Exercise objective
Please output all the entries word for word, without the pictures.

Dataset entries
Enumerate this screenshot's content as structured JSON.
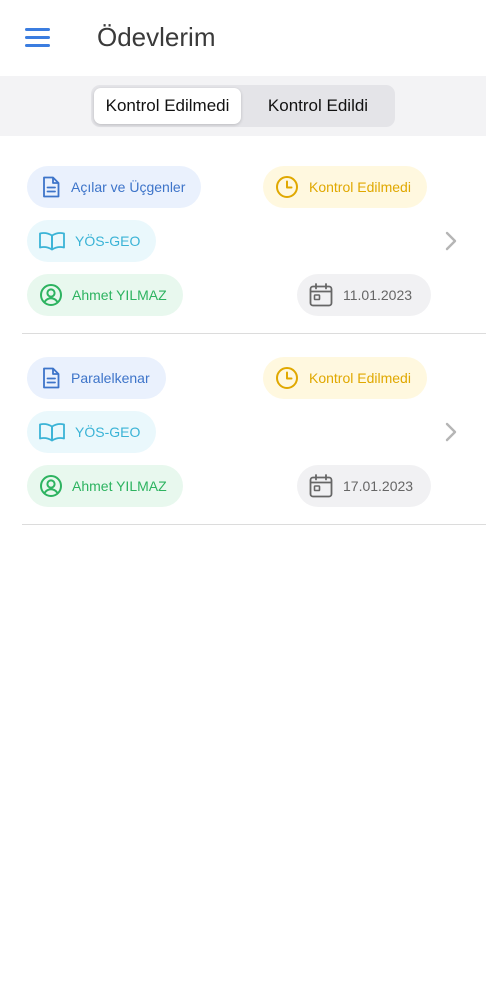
{
  "header": {
    "title": "Ödevlerim",
    "menu_icon": "hamburger-menu-icon"
  },
  "tabs": [
    {
      "label": "Kontrol Edilmedi",
      "selected": true
    },
    {
      "label": "Kontrol Edildi",
      "selected": false
    }
  ],
  "assignments": [
    {
      "subject": "Açılar ve Üçgenler",
      "status": "Kontrol Edilmedi",
      "course": "YÖS-GEO",
      "teacher": "Ahmet YILMAZ",
      "date": "11.01.2023"
    },
    {
      "subject": "Paralelkenar",
      "status": "Kontrol Edilmedi",
      "course": "YÖS-GEO",
      "teacher": "Ahmet YILMAZ",
      "date": "17.01.2023"
    }
  ],
  "colors": {
    "accent": "#3b7de0",
    "subject": "#3d74c9",
    "status": "#e0a800",
    "course": "#3ab3d6",
    "teacher": "#2db360",
    "date": "#666666"
  }
}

Answer to this exercise
Enumerate this screenshot's content as structured JSON.
{
  "header": {
    "title": "Ödevlerim",
    "menu_icon": "hamburger-menu-icon"
  },
  "tabs": [
    {
      "label": "Kontrol Edilmedi",
      "selected": true
    },
    {
      "label": "Kontrol Edildi",
      "selected": false
    }
  ],
  "assignments": [
    {
      "subject": "Açılar ve Üçgenler",
      "status": "Kontrol Edilmedi",
      "course": "YÖS-GEO",
      "teacher": "Ahmet YILMAZ",
      "date": "11.01.2023"
    },
    {
      "subject": "Paralelkenar",
      "status": "Kontrol Edilmedi",
      "course": "YÖS-GEO",
      "teacher": "Ahmet YILMAZ",
      "date": "17.01.2023"
    }
  ],
  "colors": {
    "accent": "#3b7de0",
    "subject": "#3d74c9",
    "status": "#e0a800",
    "course": "#3ab3d6",
    "teacher": "#2db360",
    "date": "#666666"
  }
}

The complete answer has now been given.